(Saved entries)
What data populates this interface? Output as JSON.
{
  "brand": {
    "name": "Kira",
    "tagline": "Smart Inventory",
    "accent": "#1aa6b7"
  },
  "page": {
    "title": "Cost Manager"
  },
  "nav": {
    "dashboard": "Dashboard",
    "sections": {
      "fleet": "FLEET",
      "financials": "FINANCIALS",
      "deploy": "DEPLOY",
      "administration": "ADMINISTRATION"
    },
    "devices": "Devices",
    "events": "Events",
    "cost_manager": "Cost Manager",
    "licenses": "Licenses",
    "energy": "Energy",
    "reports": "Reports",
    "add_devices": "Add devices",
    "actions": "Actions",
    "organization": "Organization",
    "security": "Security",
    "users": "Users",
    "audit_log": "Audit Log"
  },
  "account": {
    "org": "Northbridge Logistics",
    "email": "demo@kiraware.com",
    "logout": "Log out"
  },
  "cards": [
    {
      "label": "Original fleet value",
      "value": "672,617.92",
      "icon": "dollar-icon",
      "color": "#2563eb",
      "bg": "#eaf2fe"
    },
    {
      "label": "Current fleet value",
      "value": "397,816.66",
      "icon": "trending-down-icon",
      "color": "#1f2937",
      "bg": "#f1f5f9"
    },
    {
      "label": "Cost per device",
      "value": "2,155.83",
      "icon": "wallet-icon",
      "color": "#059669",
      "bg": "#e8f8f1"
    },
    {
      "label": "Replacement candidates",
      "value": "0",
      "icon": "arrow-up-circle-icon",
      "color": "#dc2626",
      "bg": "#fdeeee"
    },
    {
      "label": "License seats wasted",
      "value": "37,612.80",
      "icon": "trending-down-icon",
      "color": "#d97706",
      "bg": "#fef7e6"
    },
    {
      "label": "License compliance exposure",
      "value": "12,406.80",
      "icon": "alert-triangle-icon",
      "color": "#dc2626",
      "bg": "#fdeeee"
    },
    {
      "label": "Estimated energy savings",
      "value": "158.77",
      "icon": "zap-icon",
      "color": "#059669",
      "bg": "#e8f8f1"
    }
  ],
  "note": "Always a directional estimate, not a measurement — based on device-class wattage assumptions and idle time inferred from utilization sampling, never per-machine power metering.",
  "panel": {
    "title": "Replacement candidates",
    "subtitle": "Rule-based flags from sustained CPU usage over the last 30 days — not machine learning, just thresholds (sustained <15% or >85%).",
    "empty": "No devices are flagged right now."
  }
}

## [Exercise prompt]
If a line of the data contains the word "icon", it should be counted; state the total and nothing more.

## [Expected answer]
7